TASK DESCRIPTION →
Each entry below should be restated word for word, without any picture it contains.

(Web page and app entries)
______
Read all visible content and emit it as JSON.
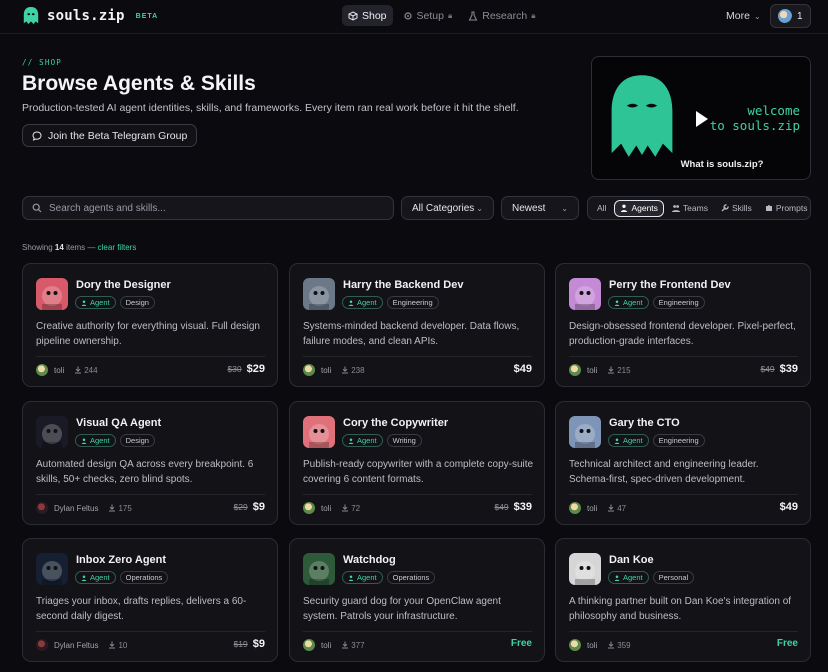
{
  "nav": {
    "brand": "souls.zip",
    "beta": "BETA",
    "tabs": [
      {
        "label": "Shop",
        "active": true,
        "locked": false
      },
      {
        "label": "Setup",
        "active": false,
        "locked": true
      },
      {
        "label": "Research",
        "active": false,
        "locked": true
      }
    ],
    "more": "More",
    "user_count": "1"
  },
  "hero": {
    "eyebrow": "// SHOP",
    "title": "Browse Agents & Skills",
    "subtitle": "Production-tested AI agent identities, skills, and frameworks. Every item ran real work before it hit the shelf.",
    "telegram_button": "Join the Beta Telegram Group",
    "video": {
      "welcome_line1": "welcome",
      "welcome_line2": "to souls.zip",
      "caption": "What is souls.zip?"
    }
  },
  "filters": {
    "search_placeholder": "Search agents and skills...",
    "category": "All Categories",
    "sort": "Newest",
    "types": [
      {
        "label": "All",
        "active": false
      },
      {
        "label": "Agents",
        "active": true
      },
      {
        "label": "Teams",
        "active": false
      },
      {
        "label": "Skills",
        "active": false
      },
      {
        "label": "Prompts",
        "active": false
      }
    ]
  },
  "results": {
    "prefix": "Showing",
    "count": "14",
    "suffix": "items —",
    "clear": "clear filters"
  },
  "cards": [
    {
      "name": "Dory the Designer",
      "type": "Agent",
      "category": "Design",
      "desc": "Creative authority for everything visual. Full design pipeline ownership.",
      "author": "toli",
      "downloads": "244",
      "old_price": "$30",
      "price": "$29",
      "thumb": "#d85a6a"
    },
    {
      "name": "Harry the Backend Dev",
      "type": "Agent",
      "category": "Engineering",
      "desc": "Systems-minded backend developer. Data flows, failure modes, and clean APIs.",
      "author": "toli",
      "downloads": "238",
      "old_price": "",
      "price": "$49",
      "thumb": "#6b7888"
    },
    {
      "name": "Perry the Frontend Dev",
      "type": "Agent",
      "category": "Engineering",
      "desc": "Design-obsessed frontend developer. Pixel-perfect, production-grade interfaces.",
      "author": "toli",
      "downloads": "215",
      "old_price": "$49",
      "price": "$39",
      "thumb": "#c58ad6"
    },
    {
      "name": "Visual QA Agent",
      "type": "Agent",
      "category": "Design",
      "desc": "Automated design QA across every breakpoint. 6 skills, 50+ checks, zero blind spots.",
      "author": "Dylan Feltus",
      "downloads": "175",
      "old_price": "$29",
      "price": "$9",
      "thumb": "#1a1a26"
    },
    {
      "name": "Cory the Copywriter",
      "type": "Agent",
      "category": "Writing",
      "desc": "Publish-ready copywriter with a complete copy-suite covering 6 content formats.",
      "author": "toli",
      "downloads": "72",
      "old_price": "$49",
      "price": "$39",
      "thumb": "#e0707a"
    },
    {
      "name": "Gary the CTO",
      "type": "Agent",
      "category": "Engineering",
      "desc": "Technical architect and engineering leader. Schema-first, spec-driven development.",
      "author": "toli",
      "downloads": "47",
      "old_price": "",
      "price": "$49",
      "thumb": "#7f95b8"
    },
    {
      "name": "Inbox Zero Agent",
      "type": "Agent",
      "category": "Operations",
      "desc": "Triages your inbox, drafts replies, delivers a 60-second daily digest.",
      "author": "Dylan Feltus",
      "downloads": "10",
      "old_price": "$19",
      "price": "$9",
      "thumb": "#162032"
    },
    {
      "name": "Watchdog",
      "type": "Agent",
      "category": "Operations",
      "desc": "Security guard dog for your OpenClaw agent system. Patrols your infrastructure.",
      "author": "toli",
      "downloads": "377",
      "old_price": "",
      "price": "Free",
      "thumb": "#2e5a3a"
    },
    {
      "name": "Dan Koe",
      "type": "Agent",
      "category": "Personal",
      "desc": "A thinking partner built on Dan Koe's integration of philosophy and business.",
      "author": "toli",
      "downloads": "359",
      "old_price": "",
      "price": "Free",
      "thumb": "#d6d6d6"
    }
  ]
}
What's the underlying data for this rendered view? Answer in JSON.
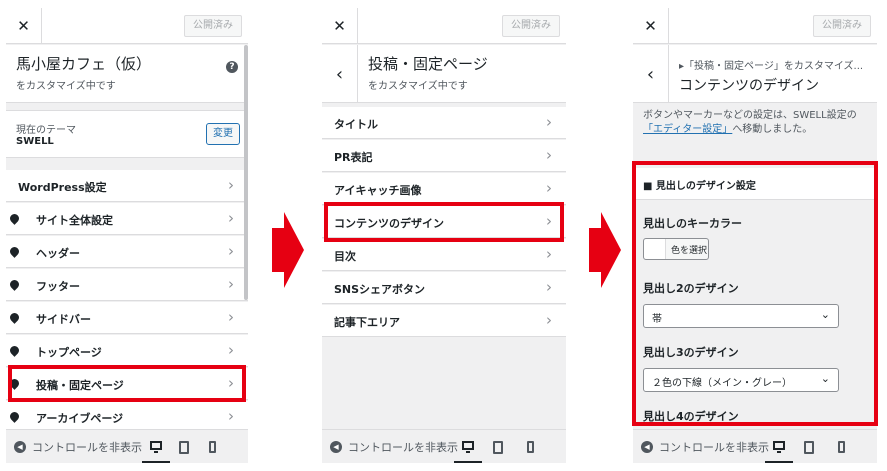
{
  "common": {
    "close": "✕",
    "publish": "公開済み",
    "hide_controls": "コントロールを非表示",
    "back": "‹",
    "chevron": "›"
  },
  "panel1": {
    "title": "馬小屋カフェ（仮）",
    "subtitle": "をカスタマイズ中です",
    "help": "?",
    "theme_current": "現在のテーマ",
    "theme_name": "SWELL",
    "theme_change": "変更",
    "items": [
      {
        "label": "WordPress設定",
        "icon": false
      },
      {
        "label": "サイト全体設定",
        "icon": true
      },
      {
        "label": "ヘッダー",
        "icon": true
      },
      {
        "label": "フッター",
        "icon": true
      },
      {
        "label": "サイドバー",
        "icon": true
      },
      {
        "label": "トップページ",
        "icon": true
      },
      {
        "label": "投稿・固定ページ",
        "icon": true
      },
      {
        "label": "アーカイブページ",
        "icon": true
      }
    ]
  },
  "panel2": {
    "title": "投稿・固定ページ",
    "subtitle": "をカスタマイズ中です",
    "items": [
      {
        "label": "タイトル"
      },
      {
        "label": "PR表記"
      },
      {
        "label": "アイキャッチ画像"
      },
      {
        "label": "コンテンツのデザイン"
      },
      {
        "label": "目次"
      },
      {
        "label": "SNSシェアボタン"
      },
      {
        "label": "記事下エリア"
      }
    ]
  },
  "panel3": {
    "breadcrumb": "▸「投稿・固定ページ」をカスタマイズ...",
    "title": "コンテンツのデザイン",
    "notice_pre": "ボタンやマーカーなどの設定は、SWELL設定の",
    "notice_link": "「エディター設定」",
    "notice_post": "へ移動しました。",
    "section": "■ 見出しのデザイン設定",
    "key_color_label": "見出しのキーカラー",
    "color_select": "色を選択",
    "h2_label": "見出し2のデザイン",
    "h2_value": "帯",
    "h3_label": "見出し3のデザイン",
    "h3_value": "２色の下線（メイン・グレー）",
    "h4_label": "見出し4のデザイン",
    "dropdown_icon": "⌄"
  },
  "colors": {
    "highlight": "#e60012",
    "link": "#2271b1"
  }
}
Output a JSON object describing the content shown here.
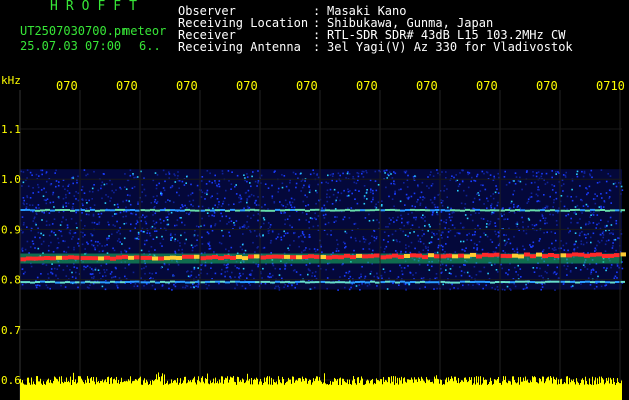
{
  "header": {
    "app_title": "HROFFT",
    "file_name": "UT2507030700.pn",
    "meteor_label": "meteor",
    "date_time": "25.07.03 07:00",
    "count": "6.."
  },
  "station": [
    {
      "label": "Observer",
      "value": "Masaki Kano"
    },
    {
      "label": "Receiving Location",
      "value": "Shibukawa, Gunma, Japan"
    },
    {
      "label": "Receiver",
      "value": "RTL-SDR SDR# 43dB L15 103.2MHz CW"
    },
    {
      "label": "Receiving Antenna",
      "value": "3el Yagi(V) Az 330 for Vladivostok"
    }
  ],
  "colon": ":",
  "chart_data": {
    "type": "heatmap",
    "ylabel": "kHz",
    "yticks": [
      "1.1",
      "1.0",
      "0.9",
      "0.8",
      "0.7",
      "0.6"
    ],
    "ylim": [
      0.6,
      1.1
    ],
    "xticks": [
      "070",
      "070",
      "070",
      "070",
      "070",
      "070",
      "070",
      "070",
      "070",
      "0710"
    ],
    "xlabel": "",
    "grid": true,
    "signal_bands_khz": [
      {
        "center": 0.938,
        "strength": "medium",
        "color": "#66ddaa"
      },
      {
        "center": 0.842,
        "strength": "strong",
        "color": "#ff2a2a"
      },
      {
        "center": 0.795,
        "strength": "medium",
        "color": "#66ddcc"
      }
    ],
    "noise_band_khz": [
      0.78,
      1.02
    ],
    "level_bar_color": "#ffff00",
    "colors": {
      "text_yellow": "#ffff00",
      "text_green": "#37e637",
      "text_white": "#ffffff",
      "noise_blue": "#1a3cff",
      "noise_cyan": "#2ad0ff"
    }
  }
}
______
RESULT FOR THIS TASK →
Read all visible content and emit it as JSON.
{
  "nav": {
    "brand": "souls.zip",
    "beta": "BETA",
    "tabs": [
      {
        "label": "Shop",
        "active": true,
        "locked": false
      },
      {
        "label": "Setup",
        "active": false,
        "locked": true
      },
      {
        "label": "Research",
        "active": false,
        "locked": true
      }
    ],
    "more": "More",
    "user_count": "1"
  },
  "hero": {
    "eyebrow": "// SHOP",
    "title": "Browse Agents & Skills",
    "subtitle": "Production-tested AI agent identities, skills, and frameworks. Every item ran real work before it hit the shelf.",
    "telegram_button": "Join the Beta Telegram Group",
    "video": {
      "welcome_line1": "welcome",
      "welcome_line2": "to souls.zip",
      "caption": "What is souls.zip?"
    }
  },
  "filters": {
    "search_placeholder": "Search agents and skills...",
    "category": "All Categories",
    "sort": "Newest",
    "types": [
      {
        "label": "All",
        "active": false
      },
      {
        "label": "Agents",
        "active": true
      },
      {
        "label": "Teams",
        "active": false
      },
      {
        "label": "Skills",
        "active": false
      },
      {
        "label": "Prompts",
        "active": false
      }
    ]
  },
  "results": {
    "prefix": "Showing",
    "count": "14",
    "suffix": "items —",
    "clear": "clear filters"
  },
  "cards": [
    {
      "name": "Dory the Designer",
      "type": "Agent",
      "category": "Design",
      "desc": "Creative authority for everything visual. Full design pipeline ownership.",
      "author": "toli",
      "downloads": "244",
      "old_price": "$30",
      "price": "$29",
      "thumb": "#d85a6a"
    },
    {
      "name": "Harry the Backend Dev",
      "type": "Agent",
      "category": "Engineering",
      "desc": "Systems-minded backend developer. Data flows, failure modes, and clean APIs.",
      "author": "toli",
      "downloads": "238",
      "old_price": "",
      "price": "$49",
      "thumb": "#6b7888"
    },
    {
      "name": "Perry the Frontend Dev",
      "type": "Agent",
      "category": "Engineering",
      "desc": "Design-obsessed frontend developer. Pixel-perfect, production-grade interfaces.",
      "author": "toli",
      "downloads": "215",
      "old_price": "$49",
      "price": "$39",
      "thumb": "#c58ad6"
    },
    {
      "name": "Visual QA Agent",
      "type": "Agent",
      "category": "Design",
      "desc": "Automated design QA across every breakpoint. 6 skills, 50+ checks, zero blind spots.",
      "author": "Dylan Feltus",
      "downloads": "175",
      "old_price": "$29",
      "price": "$9",
      "thumb": "#1a1a26"
    },
    {
      "name": "Cory the Copywriter",
      "type": "Agent",
      "category": "Writing",
      "desc": "Publish-ready copywriter with a complete copy-suite covering 6 content formats.",
      "author": "toli",
      "downloads": "72",
      "old_price": "$49",
      "price": "$39",
      "thumb": "#e0707a"
    },
    {
      "name": "Gary the CTO",
      "type": "Agent",
      "category": "Engineering",
      "desc": "Technical architect and engineering leader. Schema-first, spec-driven development.",
      "author": "toli",
      "downloads": "47",
      "old_price": "",
      "price": "$49",
      "thumb": "#7f95b8"
    },
    {
      "name": "Inbox Zero Agent",
      "type": "Agent",
      "category": "Operations",
      "desc": "Triages your inbox, drafts replies, delivers a 60-second daily digest.",
      "author": "Dylan Feltus",
      "downloads": "10",
      "old_price": "$19",
      "price": "$9",
      "thumb": "#162032"
    },
    {
      "name": "Watchdog",
      "type": "Agent",
      "category": "Operations",
      "desc": "Security guard dog for your OpenClaw agent system. Patrols your infrastructure.",
      "author": "toli",
      "downloads": "377",
      "old_price": "",
      "price": "Free",
      "thumb": "#2e5a3a"
    },
    {
      "name": "Dan Koe",
      "type": "Agent",
      "category": "Personal",
      "desc": "A thinking partner built on Dan Koe's integration of philosophy and business.",
      "author": "toli",
      "downloads": "359",
      "old_price": "",
      "price": "Free",
      "thumb": "#d6d6d6"
    }
  ]
}
What's the underlying data for this rendered view? Answer in JSON.
{
  "common": {
    "close": "✕",
    "publish": "公開済み",
    "hide_controls": "コントロールを非表示",
    "back": "‹",
    "chevron": "›"
  },
  "panel1": {
    "title": "馬小屋カフェ（仮）",
    "subtitle": "をカスタマイズ中です",
    "help": "?",
    "theme_current": "現在のテーマ",
    "theme_name": "SWELL",
    "theme_change": "変更",
    "items": [
      {
        "label": "WordPress設定",
        "icon": false
      },
      {
        "label": "サイト全体設定",
        "icon": true
      },
      {
        "label": "ヘッダー",
        "icon": true
      },
      {
        "label": "フッター",
        "icon": true
      },
      {
        "label": "サイドバー",
        "icon": true
      },
      {
        "label": "トップページ",
        "icon": true
      },
      {
        "label": "投稿・固定ページ",
        "icon": true
      },
      {
        "label": "アーカイブページ",
        "icon": true
      }
    ]
  },
  "panel2": {
    "title": "投稿・固定ページ",
    "subtitle": "をカスタマイズ中です",
    "items": [
      {
        "label": "タイトル"
      },
      {
        "label": "PR表記"
      },
      {
        "label": "アイキャッチ画像"
      },
      {
        "label": "コンテンツのデザイン"
      },
      {
        "label": "目次"
      },
      {
        "label": "SNSシェアボタン"
      },
      {
        "label": "記事下エリア"
      }
    ]
  },
  "panel3": {
    "breadcrumb": "▸「投稿・固定ページ」をカスタマイズ...",
    "title": "コンテンツのデザイン",
    "notice_pre": "ボタンやマーカーなどの設定は、SWELL設定の",
    "notice_link": "「エディター設定」",
    "notice_post": "へ移動しました。",
    "section": "■ 見出しのデザイン設定",
    "key_color_label": "見出しのキーカラー",
    "color_select": "色を選択",
    "h2_label": "見出し2のデザイン",
    "h2_value": "帯",
    "h3_label": "見出し3のデザイン",
    "h3_value": "２色の下線（メイン・グレー）",
    "h4_label": "見出し4のデザイン",
    "dropdown_icon": "⌄"
  },
  "colors": {
    "highlight": "#e60012",
    "link": "#2271b1"
  }
}
Output a JSON object describing the content shown here.
{
  "header": {
    "app_title": "HROFFT",
    "file_name": "UT2507030700.pn",
    "meteor_label": "meteor",
    "date_time": "25.07.03 07:00",
    "count": "6.."
  },
  "station": [
    {
      "label": "Observer",
      "value": "Masaki Kano"
    },
    {
      "label": "Receiving Location",
      "value": "Shibukawa, Gunma, Japan"
    },
    {
      "label": "Receiver",
      "value": "RTL-SDR SDR# 43dB L15 103.2MHz CW"
    },
    {
      "label": "Receiving Antenna",
      "value": "3el Yagi(V) Az 330 for Vladivostok"
    }
  ],
  "colon": ":",
  "chart_data": {
    "type": "heatmap",
    "ylabel": "kHz",
    "yticks": [
      "1.1",
      "1.0",
      "0.9",
      "0.8",
      "0.7",
      "0.6"
    ],
    "ylim": [
      0.6,
      1.1
    ],
    "xticks": [
      "070",
      "070",
      "070",
      "070",
      "070",
      "070",
      "070",
      "070",
      "070",
      "0710"
    ],
    "xlabel": "",
    "grid": true,
    "signal_bands_khz": [
      {
        "center": 0.938,
        "strength": "medium",
        "color": "#66ddaa"
      },
      {
        "center": 0.842,
        "strength": "strong",
        "color": "#ff2a2a"
      },
      {
        "center": 0.795,
        "strength": "medium",
        "color": "#66ddcc"
      }
    ],
    "noise_band_khz": [
      0.78,
      1.02
    ],
    "level_bar_color": "#ffff00",
    "colors": {
      "text_yellow": "#ffff00",
      "text_green": "#37e637",
      "text_white": "#ffffff",
      "noise_blue": "#1a3cff",
      "noise_cyan": "#2ad0ff"
    }
  }
}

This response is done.